As Conklin (1957), Guimbatan (2003), Buyuccan (2009) illustrated, water from springs (otbol, ofob), creeks (wa’el), river (wangwang) are generally diverted and dammed in an impounding area (putut or paluk) before distribution to the different ricefields by means of artificial irrigation channels (alak) and water conveyor troughs ( tulalok/huyung).

Picture 5: Reducing the velocity as water enters the pond field (Photo: Harold Conklin; Courtesy of the Ethnographic Atlas of Ifugao) Picture 6: Water is distributed to several ricefields through irrigation canals (Photo: Zenia B. Ananayo) Picture 7: Huyung, a bamboo conduit for irrigation water (Photo: Save the Ifugao Terraces Movement)
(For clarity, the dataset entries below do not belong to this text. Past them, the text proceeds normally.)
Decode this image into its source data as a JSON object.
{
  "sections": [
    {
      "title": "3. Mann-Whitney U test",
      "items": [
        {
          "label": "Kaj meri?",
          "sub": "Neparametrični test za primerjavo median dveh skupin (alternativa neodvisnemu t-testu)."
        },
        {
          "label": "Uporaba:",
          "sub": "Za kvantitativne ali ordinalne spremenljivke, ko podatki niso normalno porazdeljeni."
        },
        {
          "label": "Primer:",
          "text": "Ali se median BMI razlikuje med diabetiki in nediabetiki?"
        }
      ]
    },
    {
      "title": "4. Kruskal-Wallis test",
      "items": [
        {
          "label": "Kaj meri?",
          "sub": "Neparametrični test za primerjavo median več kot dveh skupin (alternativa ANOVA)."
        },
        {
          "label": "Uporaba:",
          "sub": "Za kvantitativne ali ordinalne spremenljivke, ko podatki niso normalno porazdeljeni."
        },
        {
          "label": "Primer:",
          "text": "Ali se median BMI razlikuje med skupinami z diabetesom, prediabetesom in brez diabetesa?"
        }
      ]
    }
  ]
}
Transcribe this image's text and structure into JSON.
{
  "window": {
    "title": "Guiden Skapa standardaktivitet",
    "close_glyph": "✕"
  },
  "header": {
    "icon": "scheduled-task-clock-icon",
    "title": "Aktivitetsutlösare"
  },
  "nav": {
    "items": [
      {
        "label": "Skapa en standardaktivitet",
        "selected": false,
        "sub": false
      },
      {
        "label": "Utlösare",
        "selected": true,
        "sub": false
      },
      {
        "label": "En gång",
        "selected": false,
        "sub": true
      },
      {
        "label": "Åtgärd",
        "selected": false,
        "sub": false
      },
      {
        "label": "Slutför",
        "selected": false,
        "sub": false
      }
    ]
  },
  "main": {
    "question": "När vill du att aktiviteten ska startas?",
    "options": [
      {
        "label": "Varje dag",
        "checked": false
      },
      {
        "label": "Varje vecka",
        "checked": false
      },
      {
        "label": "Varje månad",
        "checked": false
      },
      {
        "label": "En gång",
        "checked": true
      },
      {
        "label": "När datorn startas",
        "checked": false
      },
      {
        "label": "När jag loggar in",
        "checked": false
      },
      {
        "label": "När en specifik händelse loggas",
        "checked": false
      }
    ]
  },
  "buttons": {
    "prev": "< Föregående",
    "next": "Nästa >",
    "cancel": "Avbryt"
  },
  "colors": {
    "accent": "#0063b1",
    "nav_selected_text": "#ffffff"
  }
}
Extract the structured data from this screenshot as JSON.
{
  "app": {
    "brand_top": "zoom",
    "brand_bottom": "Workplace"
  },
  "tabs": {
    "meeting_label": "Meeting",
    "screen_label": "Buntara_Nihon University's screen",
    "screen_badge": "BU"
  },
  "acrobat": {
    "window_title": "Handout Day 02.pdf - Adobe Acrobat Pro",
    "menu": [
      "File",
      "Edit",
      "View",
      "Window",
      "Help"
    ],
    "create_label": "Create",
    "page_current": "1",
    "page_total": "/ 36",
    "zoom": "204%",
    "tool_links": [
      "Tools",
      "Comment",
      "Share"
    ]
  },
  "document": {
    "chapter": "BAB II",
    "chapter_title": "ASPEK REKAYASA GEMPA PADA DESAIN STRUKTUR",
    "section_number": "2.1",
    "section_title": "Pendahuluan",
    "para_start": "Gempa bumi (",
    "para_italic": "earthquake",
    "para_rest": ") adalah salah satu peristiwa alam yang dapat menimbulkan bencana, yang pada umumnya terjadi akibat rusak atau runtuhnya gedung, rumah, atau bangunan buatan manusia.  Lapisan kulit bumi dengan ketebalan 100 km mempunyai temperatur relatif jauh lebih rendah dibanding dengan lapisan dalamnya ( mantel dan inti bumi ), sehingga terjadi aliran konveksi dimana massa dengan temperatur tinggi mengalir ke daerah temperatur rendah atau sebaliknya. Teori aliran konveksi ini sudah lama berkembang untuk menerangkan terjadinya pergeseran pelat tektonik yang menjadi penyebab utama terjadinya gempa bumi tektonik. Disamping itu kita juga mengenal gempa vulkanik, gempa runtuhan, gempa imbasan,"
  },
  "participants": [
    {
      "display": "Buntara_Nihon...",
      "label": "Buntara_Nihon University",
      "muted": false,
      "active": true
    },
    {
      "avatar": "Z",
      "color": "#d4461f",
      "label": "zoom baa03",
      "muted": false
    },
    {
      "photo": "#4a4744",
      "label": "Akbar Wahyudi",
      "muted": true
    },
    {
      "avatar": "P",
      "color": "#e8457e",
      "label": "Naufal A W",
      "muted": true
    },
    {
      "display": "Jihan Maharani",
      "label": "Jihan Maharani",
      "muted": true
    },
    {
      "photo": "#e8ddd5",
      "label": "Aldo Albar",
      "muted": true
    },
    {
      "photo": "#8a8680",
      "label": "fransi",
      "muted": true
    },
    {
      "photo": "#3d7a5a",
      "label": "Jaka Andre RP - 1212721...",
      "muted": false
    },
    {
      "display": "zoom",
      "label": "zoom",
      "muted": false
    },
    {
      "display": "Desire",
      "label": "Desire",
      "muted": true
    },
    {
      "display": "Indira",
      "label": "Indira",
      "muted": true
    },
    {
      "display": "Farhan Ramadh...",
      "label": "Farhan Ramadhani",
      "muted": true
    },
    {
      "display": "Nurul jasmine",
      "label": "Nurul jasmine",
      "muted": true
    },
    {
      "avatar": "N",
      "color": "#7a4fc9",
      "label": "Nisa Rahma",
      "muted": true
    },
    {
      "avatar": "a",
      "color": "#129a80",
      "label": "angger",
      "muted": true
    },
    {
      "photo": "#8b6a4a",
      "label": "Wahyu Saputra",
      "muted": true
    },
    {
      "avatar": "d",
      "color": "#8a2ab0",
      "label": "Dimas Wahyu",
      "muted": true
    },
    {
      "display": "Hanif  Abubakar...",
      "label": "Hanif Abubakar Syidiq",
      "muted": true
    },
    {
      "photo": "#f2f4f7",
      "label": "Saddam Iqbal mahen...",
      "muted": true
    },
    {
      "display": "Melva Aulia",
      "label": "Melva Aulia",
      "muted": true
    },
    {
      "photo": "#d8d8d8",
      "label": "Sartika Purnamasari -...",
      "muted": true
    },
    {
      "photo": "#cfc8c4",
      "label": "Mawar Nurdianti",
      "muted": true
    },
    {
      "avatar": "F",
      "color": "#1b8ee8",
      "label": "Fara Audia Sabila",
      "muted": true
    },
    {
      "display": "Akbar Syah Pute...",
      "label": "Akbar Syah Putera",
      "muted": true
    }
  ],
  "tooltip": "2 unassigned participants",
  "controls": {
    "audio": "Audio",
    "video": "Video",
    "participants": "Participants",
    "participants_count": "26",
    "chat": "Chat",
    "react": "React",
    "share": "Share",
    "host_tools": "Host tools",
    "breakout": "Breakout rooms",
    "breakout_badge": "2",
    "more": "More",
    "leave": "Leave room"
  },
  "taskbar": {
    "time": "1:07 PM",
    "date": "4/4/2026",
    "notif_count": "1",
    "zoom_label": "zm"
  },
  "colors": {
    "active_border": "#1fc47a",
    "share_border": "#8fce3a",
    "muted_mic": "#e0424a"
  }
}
There are three general principles being observed by farmers in water management: heavy flow of water must be diverted from the terraces; entry of water to the pond fields must be gradual; and inundation must be maintained at all times (Guimbatan:2003).

To protect the slopes from eroding, the hydraulic system in the rice terraces is designed in a manner whereby water channels are carefully laid out in recognition of the natural courses of water runoff and its velocity regulated by the angle of its conveyors.

In irrigating the terraces, the principle is to reduce the water force as it enters the pond field. The entry of water into the rice paddies is regulated by attenuation and this is achieved through an almost horizontal layouting.

This way, water gradually moves along irrigation canals that are either carved out of the mountain sides or through makeshift conveyors.

Picture 8: Each pond has at least one spillway (Photo: Marlon M. Martin) Picture 9: The walls of a drain channel are designed to withstand water velocity (Photo: Jeremy M. Gawongna) Picture 10: Irrigation channels serving at the same time as drainage canals (Photo: Zenia B. Ananayo)

Flooding in the pond fields is balanced by constant maintenance of the spillways (guhing). Excess water from a higher ricefield is drained to the lower paddy or to a nearby creek through the spillways.

During rainy season, exit of water from the pondfield is done by expanding the spillway. On the other hand, the spillways are closed especially during dry season to prevent water loss.

To divert the flow of an otherwise destructive heavy volume of water, excess water from the irrigation source, natural drainage, and spillways, is directed to a channel (gohang, liglig).

The walls of the channel are self-standing and designed to withstand water velocity. In contrast to the principle of irrigation, the water flow of the drain channel travels the shortest distance possible from the top to the river below.